═════ THE INPUT ═════
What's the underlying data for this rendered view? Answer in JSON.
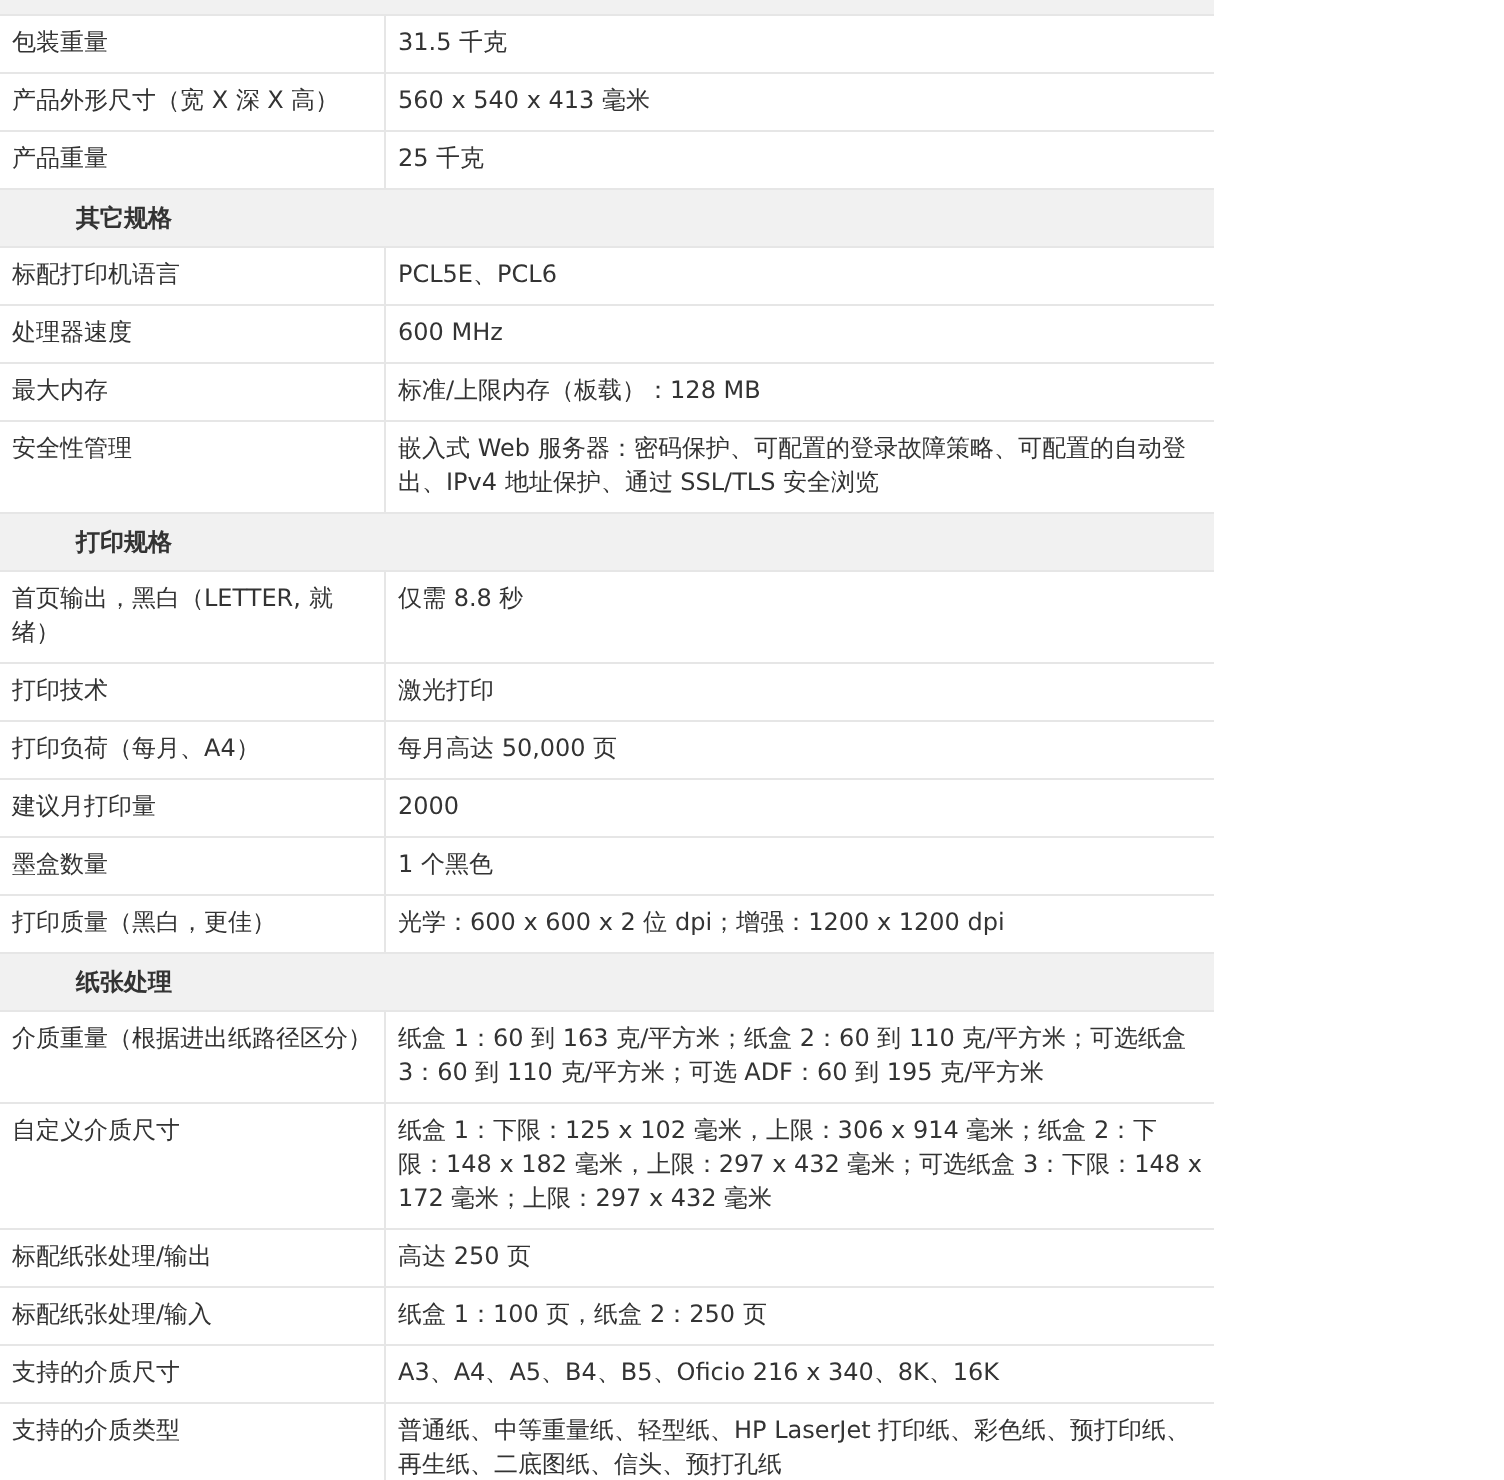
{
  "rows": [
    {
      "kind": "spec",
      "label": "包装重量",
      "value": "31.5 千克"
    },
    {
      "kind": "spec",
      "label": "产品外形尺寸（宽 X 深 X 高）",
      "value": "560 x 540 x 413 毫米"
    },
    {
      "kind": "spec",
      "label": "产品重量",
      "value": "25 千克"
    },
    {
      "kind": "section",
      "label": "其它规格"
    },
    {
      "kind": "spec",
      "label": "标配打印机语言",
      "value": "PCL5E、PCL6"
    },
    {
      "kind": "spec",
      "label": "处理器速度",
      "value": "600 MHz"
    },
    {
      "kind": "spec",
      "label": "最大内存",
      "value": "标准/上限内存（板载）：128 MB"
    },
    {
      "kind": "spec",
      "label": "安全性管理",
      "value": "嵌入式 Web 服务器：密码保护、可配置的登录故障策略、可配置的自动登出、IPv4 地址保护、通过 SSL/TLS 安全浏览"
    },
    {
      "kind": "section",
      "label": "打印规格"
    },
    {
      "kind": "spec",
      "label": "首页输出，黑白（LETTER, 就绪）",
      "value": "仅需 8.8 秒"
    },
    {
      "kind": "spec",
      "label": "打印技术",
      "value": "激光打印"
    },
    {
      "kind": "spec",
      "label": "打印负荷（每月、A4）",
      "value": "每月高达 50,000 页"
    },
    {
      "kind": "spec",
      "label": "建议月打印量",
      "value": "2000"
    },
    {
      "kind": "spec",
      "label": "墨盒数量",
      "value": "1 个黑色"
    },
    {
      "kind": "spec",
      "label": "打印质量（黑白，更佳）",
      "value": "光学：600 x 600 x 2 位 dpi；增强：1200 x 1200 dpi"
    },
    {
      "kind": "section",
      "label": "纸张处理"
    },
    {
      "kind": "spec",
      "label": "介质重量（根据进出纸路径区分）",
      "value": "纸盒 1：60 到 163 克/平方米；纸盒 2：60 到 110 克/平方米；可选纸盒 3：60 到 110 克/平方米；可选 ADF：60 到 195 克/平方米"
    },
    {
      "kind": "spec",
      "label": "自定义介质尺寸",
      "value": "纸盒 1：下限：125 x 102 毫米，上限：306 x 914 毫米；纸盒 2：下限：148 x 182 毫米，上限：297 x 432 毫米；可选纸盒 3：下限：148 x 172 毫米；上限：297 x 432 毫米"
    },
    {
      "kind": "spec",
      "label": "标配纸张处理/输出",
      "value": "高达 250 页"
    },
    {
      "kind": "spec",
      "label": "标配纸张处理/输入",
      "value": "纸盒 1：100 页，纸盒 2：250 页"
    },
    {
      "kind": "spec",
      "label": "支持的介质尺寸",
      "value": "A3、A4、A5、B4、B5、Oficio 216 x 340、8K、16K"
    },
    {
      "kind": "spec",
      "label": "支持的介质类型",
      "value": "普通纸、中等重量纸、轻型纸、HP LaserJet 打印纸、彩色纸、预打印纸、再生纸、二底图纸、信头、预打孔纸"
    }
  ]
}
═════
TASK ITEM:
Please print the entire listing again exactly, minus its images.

WRITTEN RESPONSE:
What's the underlying data for this rendered view? Answer in JSON.
{
  "rows": [
    {
      "kind": "spec",
      "label": "包装重量",
      "value": "31.5 千克"
    },
    {
      "kind": "spec",
      "label": "产品外形尺寸（宽 X 深 X 高）",
      "value": "560 x 540 x 413 毫米"
    },
    {
      "kind": "spec",
      "label": "产品重量",
      "value": "25 千克"
    },
    {
      "kind": "section",
      "label": "其它规格"
    },
    {
      "kind": "spec",
      "label": "标配打印机语言",
      "value": "PCL5E、PCL6"
    },
    {
      "kind": "spec",
      "label": "处理器速度",
      "value": "600 MHz"
    },
    {
      "kind": "spec",
      "label": "最大内存",
      "value": "标准/上限内存（板载）：128 MB"
    },
    {
      "kind": "spec",
      "label": "安全性管理",
      "value": "嵌入式 Web 服务器：密码保护、可配置的登录故障策略、可配置的自动登出、IPv4 地址保护、通过 SSL/TLS 安全浏览"
    },
    {
      "kind": "section",
      "label": "打印规格"
    },
    {
      "kind": "spec",
      "label": "首页输出，黑白（LETTER, 就绪）",
      "value": "仅需 8.8 秒"
    },
    {
      "kind": "spec",
      "label": "打印技术",
      "value": "激光打印"
    },
    {
      "kind": "spec",
      "label": "打印负荷（每月、A4）",
      "value": "每月高达 50,000 页"
    },
    {
      "kind": "spec",
      "label": "建议月打印量",
      "value": "2000"
    },
    {
      "kind": "spec",
      "label": "墨盒数量",
      "value": "1 个黑色"
    },
    {
      "kind": "spec",
      "label": "打印质量（黑白，更佳）",
      "value": "光学：600 x 600 x 2 位 dpi；增强：1200 x 1200 dpi"
    },
    {
      "kind": "section",
      "label": "纸张处理"
    },
    {
      "kind": "spec",
      "label": "介质重量（根据进出纸路径区分）",
      "value": "纸盒 1：60 到 163 克/平方米；纸盒 2：60 到 110 克/平方米；可选纸盒 3：60 到 110 克/平方米；可选 ADF：60 到 195 克/平方米"
    },
    {
      "kind": "spec",
      "label": "自定义介质尺寸",
      "value": "纸盒 1：下限：125 x 102 毫米，上限：306 x 914 毫米；纸盒 2：下限：148 x 182 毫米，上限：297 x 432 毫米；可选纸盒 3：下限：148 x 172 毫米；上限：297 x 432 毫米"
    },
    {
      "kind": "spec",
      "label": "标配纸张处理/输出",
      "value": "高达 250 页"
    },
    {
      "kind": "spec",
      "label": "标配纸张处理/输入",
      "value": "纸盒 1：100 页，纸盒 2：250 页"
    },
    {
      "kind": "spec",
      "label": "支持的介质尺寸",
      "value": "A3、A4、A5、B4、B5、Oficio 216 x 340、8K、16K"
    },
    {
      "kind": "spec",
      "label": "支持的介质类型",
      "value": "普通纸、中等重量纸、轻型纸、HP LaserJet 打印纸、彩色纸、预打印纸、再生纸、二底图纸、信头、预打孔纸"
    }
  ]
}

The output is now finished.